Linked in

A few posts ago, I discussed the importance of SEO in making articles, blogs, etc more discoverable on the web. But there’s also an equally, if not more, valuable tool: links.

Whereas SEO is the kid who shouts to get attention, links are the popular kid who everyone wants to be friends with. And the more people linking to your blog, then the more networks you are a part of and the more traffic that will come your way.

As Jeff Jarvis has explained, “Links are the currency of the new media economy.

“Online, content is valueless if no one sees it: content that isn’t linked is the tree that fell in the forest no one heard (or turned into print).”

Links are the new currency, and seeing as actual currency doesn’t seem to hold any weight online these days (see the New York Times’ failure to make money from charging people to access its content – people simply won’t pay when they can get news for free), links are the main lingua franca.

Since the blogosphere took off, the link network has exploded and as you can see from the diagram below showing the vast number of links that now exist, conversations are pinging all over the globe. The challenge for newspapers is how to get people linking to them and tap into the conversation.

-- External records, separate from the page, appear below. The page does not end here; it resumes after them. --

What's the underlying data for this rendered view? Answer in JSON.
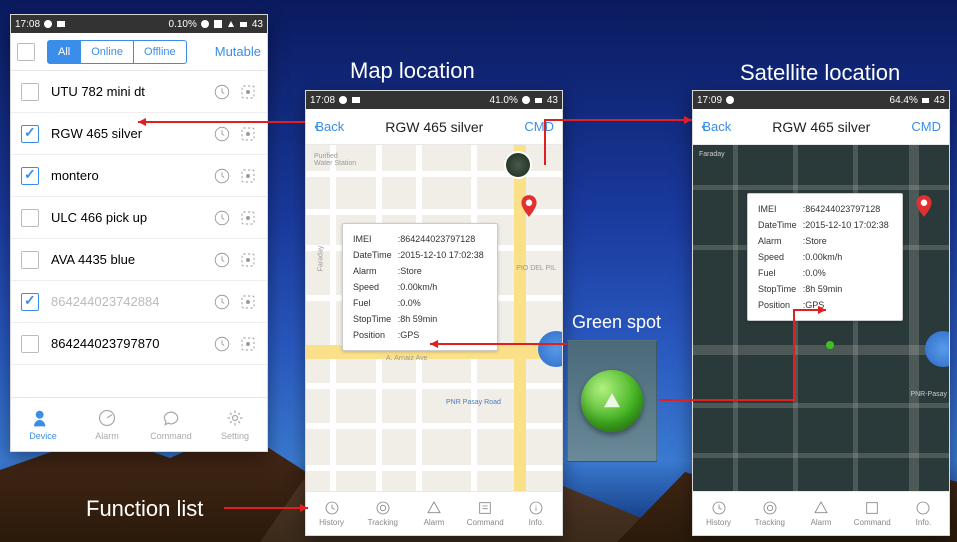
{
  "annotations": {
    "map_location": "Map location",
    "satellite_location": "Satellite location",
    "green_spot": "Green spot",
    "function_list": "Function list"
  },
  "phone1": {
    "status": {
      "time": "17:08",
      "pct": "0.10%",
      "batt": "43"
    },
    "filter": {
      "all": "All",
      "online": "Online",
      "offline": "Offline",
      "mutable": "Mutable"
    },
    "devices": [
      {
        "label": "UTU 782 mini dt",
        "checked": false,
        "dim": false
      },
      {
        "label": "RGW 465 silver",
        "checked": true,
        "dim": false
      },
      {
        "label": "montero",
        "checked": true,
        "dim": false
      },
      {
        "label": "ULC 466 pick up",
        "checked": false,
        "dim": false
      },
      {
        "label": "AVA 4435 blue",
        "checked": false,
        "dim": false
      },
      {
        "label": "864244023742884",
        "checked": true,
        "dim": true
      },
      {
        "label": "864244023797870",
        "checked": false,
        "dim": false
      }
    ],
    "tabs": {
      "device": "Device",
      "alarm": "Alarm",
      "command": "Command",
      "setting": "Setting"
    }
  },
  "phone2": {
    "status": {
      "time": "17:08",
      "pct": "41.0%",
      "batt": "43"
    },
    "nav": {
      "back": "Back",
      "title": "RGW 465 silver",
      "cmd": "CMD"
    },
    "info": {
      "imei_l": "IMEI",
      "imei_v": ":864244023797128",
      "dt_l": "DateTime",
      "dt_v": ":2015-12-10 17:02:38",
      "al_l": "Alarm",
      "al_v": ":Store",
      "sp_l": "Speed",
      "sp_v": ":0.00km/h",
      "fu_l": "Fuel",
      "fu_v": ":0.0%",
      "st_l": "StopTime",
      "st_v": ":8h 59min",
      "po_l": "Position",
      "po_v": ":GPS"
    },
    "map_labels": {
      "water": "Purified\nWater Station",
      "faraday": "Faraday",
      "arnaiz": "A. Arnaiz Ave",
      "pasay": "PNR Pasay Road",
      "pio": "PIO DEL PIL"
    },
    "functabs": {
      "history": "History",
      "tracking": "Tracking",
      "alarm": "Alarm",
      "command": "Command",
      "info": "Info."
    }
  },
  "phone3": {
    "status": {
      "time": "17:09",
      "pct": "64.4%",
      "batt": "43"
    },
    "nav": {
      "back": "Back",
      "title": "RGW 465 silver",
      "cmd": "CMD"
    },
    "info": {
      "imei_l": "IMEI",
      "imei_v": ":864244023797128",
      "dt_l": "DateTime",
      "dt_v": ":2015-12-10 17:02:38",
      "al_l": "Alarm",
      "al_v": ":Store",
      "sp_l": "Speed",
      "sp_v": ":0.00km/h",
      "fu_l": "Fuel",
      "fu_v": ":0.0%",
      "st_l": "StopTime",
      "st_v": ":8h 59min",
      "po_l": "Position",
      "po_v": ":GPS"
    },
    "map_labels": {
      "faraday": "Faraday",
      "pasay": "PNR-Pasay"
    },
    "functabs": {
      "history": "History",
      "tracking": "Tracking",
      "alarm": "Alarm",
      "command": "Command",
      "info": "Info."
    }
  }
}
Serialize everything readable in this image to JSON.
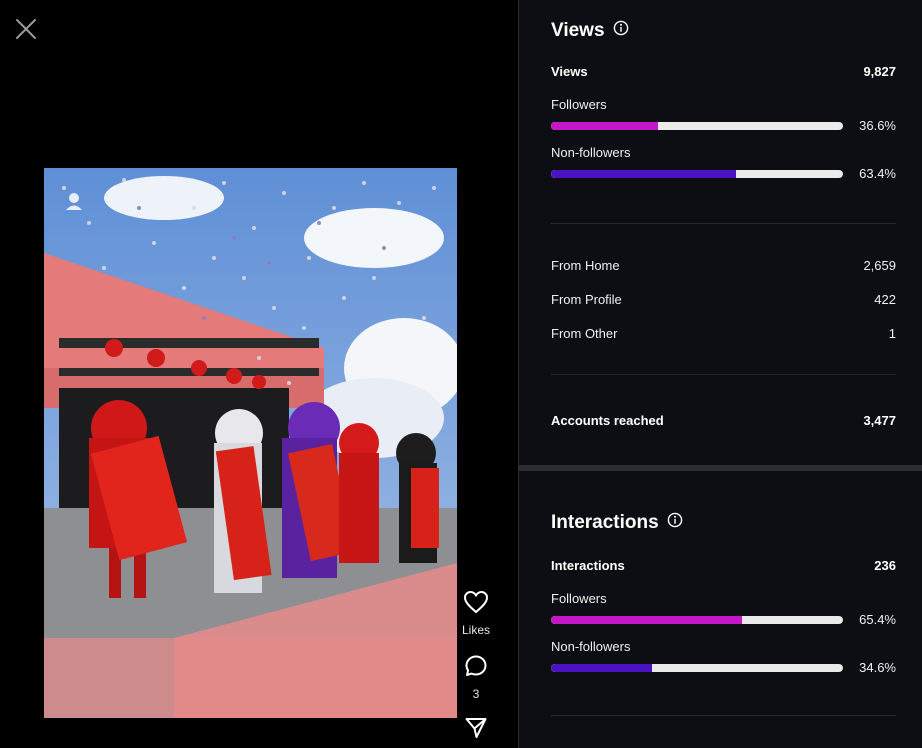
{
  "colors": {
    "followers_bar": "#c317c8",
    "nonfollowers_bar": "#4a12c0",
    "track": "#eaeaea",
    "panel_bg": "#0c0e13"
  },
  "left": {
    "close_icon": "close-icon",
    "actions": {
      "likes_label": "Likes",
      "comments_count": "3"
    }
  },
  "views": {
    "title": "Views",
    "total_label": "Views",
    "total_value": "9,827",
    "followers": {
      "label": "Followers",
      "pct_text": "36.6%",
      "pct": 36.6
    },
    "nonfollowers": {
      "label": "Non-followers",
      "pct_text": "63.4%",
      "pct": 63.4
    },
    "sources": [
      {
        "label": "From Home",
        "value": "2,659"
      },
      {
        "label": "From Profile",
        "value": "422"
      },
      {
        "label": "From Other",
        "value": "1"
      }
    ],
    "reached_label": "Accounts reached",
    "reached_value": "3,477"
  },
  "interactions": {
    "title": "Interactions",
    "total_label": "Interactions",
    "total_value": "236",
    "followers": {
      "label": "Followers",
      "pct_text": "65.4%",
      "pct": 65.4
    },
    "nonfollowers": {
      "label": "Non-followers",
      "pct_text": "34.6%",
      "pct": 34.6
    }
  }
}
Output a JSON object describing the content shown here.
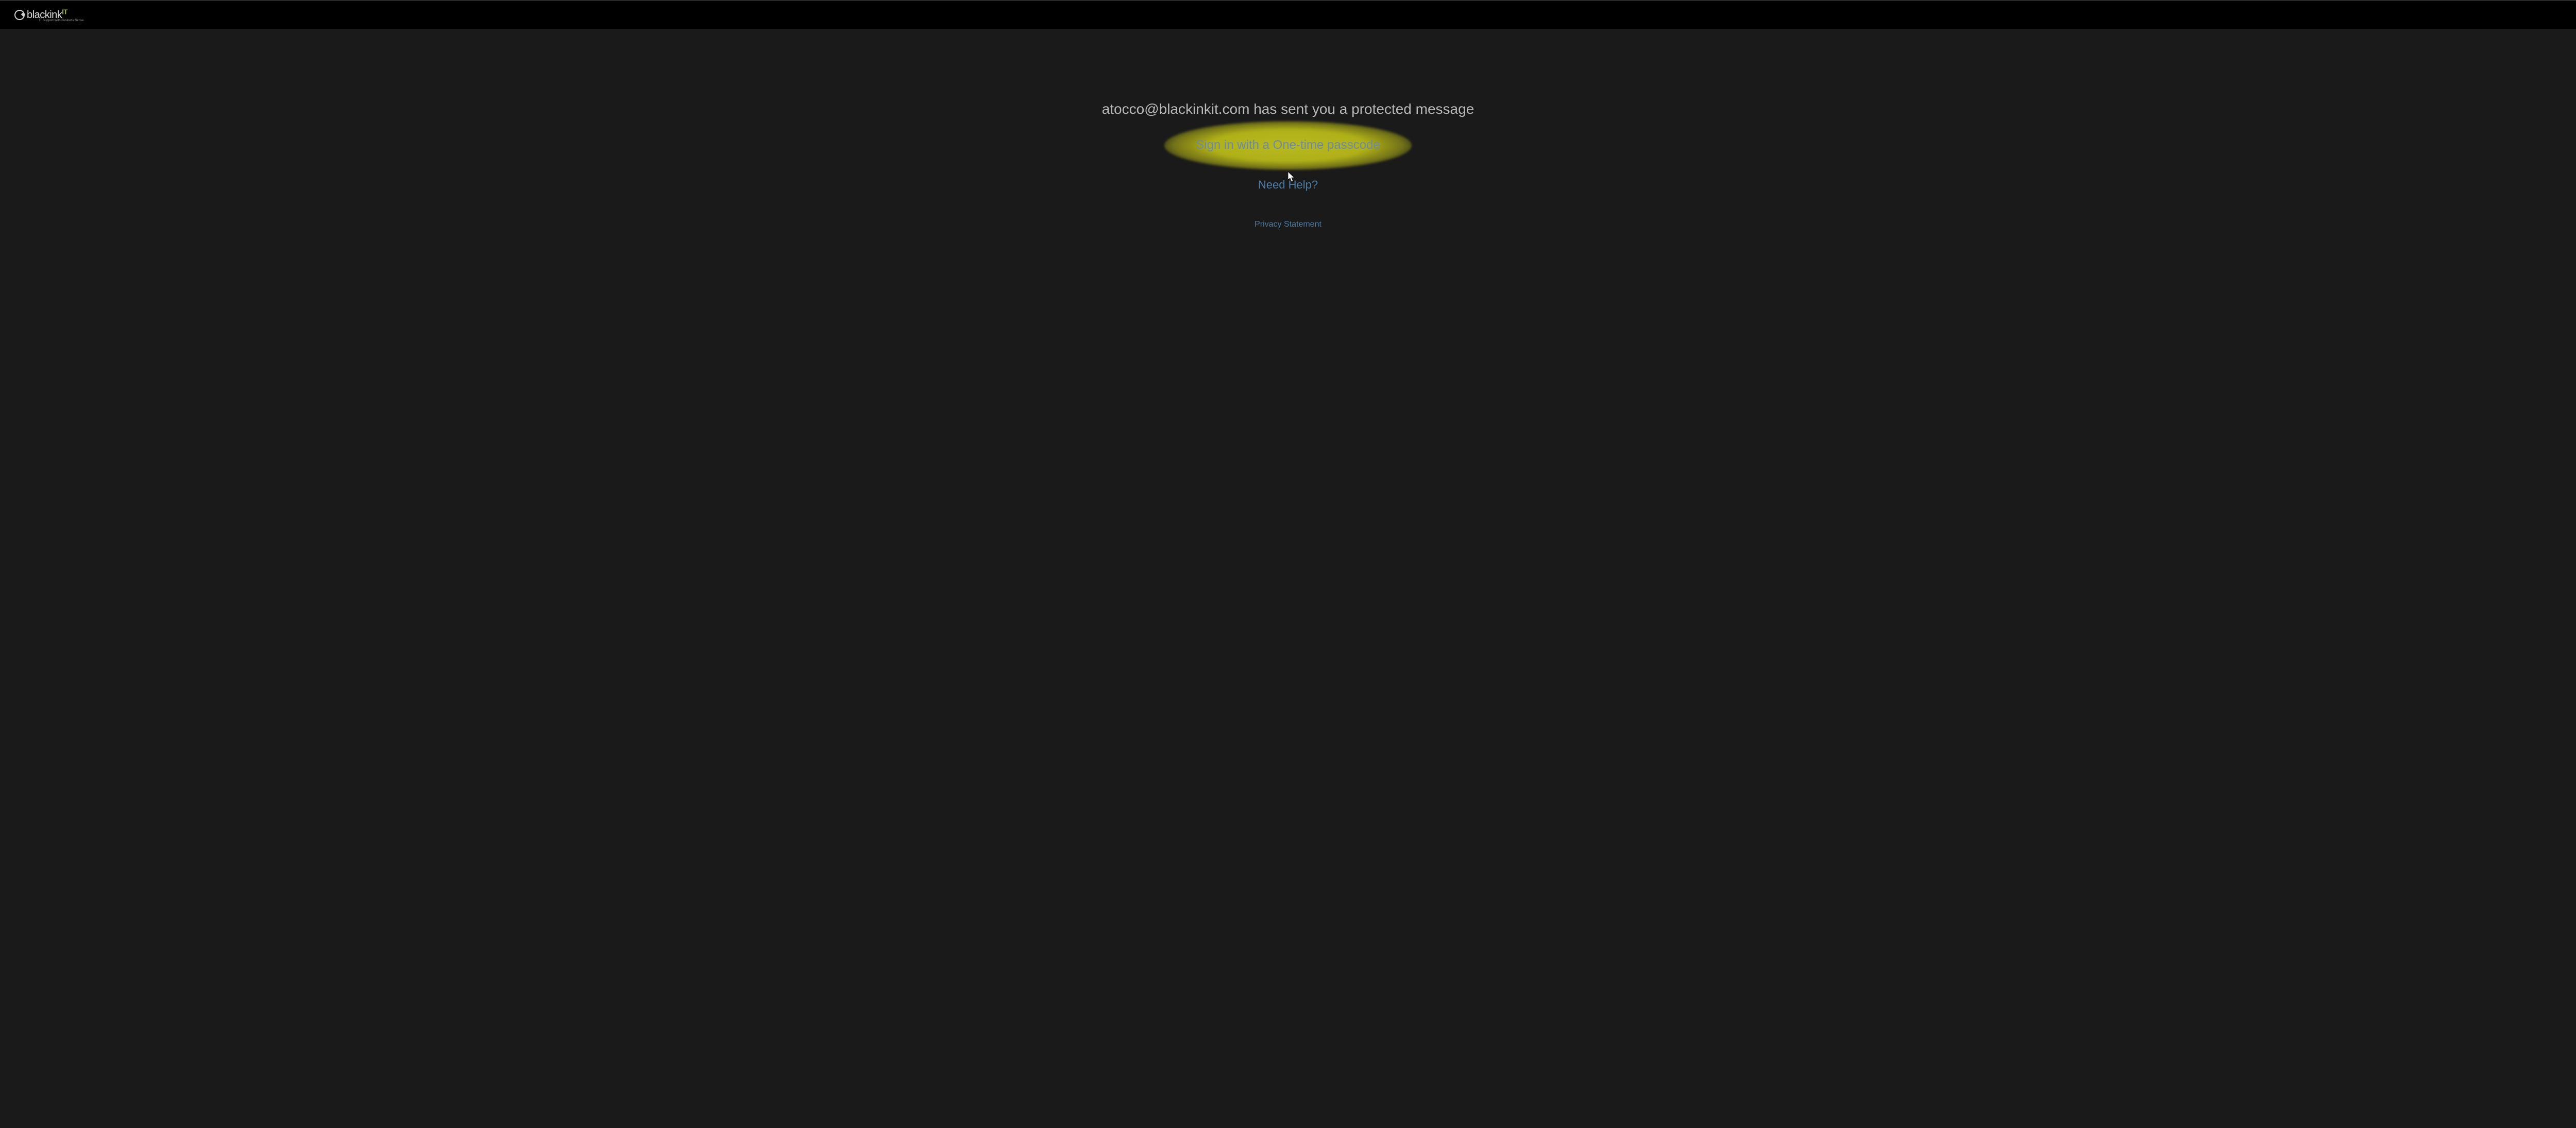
{
  "header": {
    "logo_main": "blackink",
    "logo_suffix": "IT",
    "logo_tagline": "IT Support With Business Sense."
  },
  "main": {
    "sender_message": "atocco@blackinkit.com has sent you a protected message",
    "signin_label": "Sign in with a One-time passcode",
    "help_label": "Need Help?",
    "privacy_label": "Privacy Statement"
  }
}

As Adam Tinworth said, some newspapers and magazines have isolated themselves from the link network by only allowing subscribers access to their content. The vast number of internet users dwarfs the number of subscribers, and publications are losing out by not tapping into the online conversation. By making content more accessible and having people link to them, they are driving traffic towards their content, thereby bumping up their advertising revenue.

This is exactly the lesson the New York Times learnt to its cost. As Jeff Jarvis commented in the Guardian, by putting content behind a pay barrier, “It took the paper’s best-known writers out of the conversation and reduced their influence worldwide. Worse, it diluted the paper’s Googlejuice by shutting off search and bloggers’ links to much of its content.” No one was linking to any of the articles because they weren’t freely available.

But on the other hand, abolishing subscription-only content is closing off a source of revenue when money is so crucial in these hard times. Where else is the money going to come from? Advertising? As Carolyn McCall said at the Society of Editors Conference in Bristol last weekend, 20 per cent of advertising is shared by all media companies in the UK, compared with Google, who takes 40 per cent alone. And as all the media platforms are fighting over advertising, that doesn’t leave a lot to go round.

So how else can the media make money out of the internet? This is the multi-million dollar question right now, and if I had the answer, I would probably be sitting in a plush penthouse office somewhere…

For now, though, media outlets should focus on getting their content as widely read as possible. Users now only arrive at a destination either through it coming up in search (SEO) or because someone has recommended it to them (links), and these are two of the most powerful tools in which media companies can generate readership.

A final quote from Jeff Jarvis: “We in media must open ourselves to the public in every way possible. Tearing down walls – pay, registration, archive, or just obtuse navigation – is only the start of it.”

Forget stocks and shares, it’s time to start investing in links.

© Melanie Hall 2017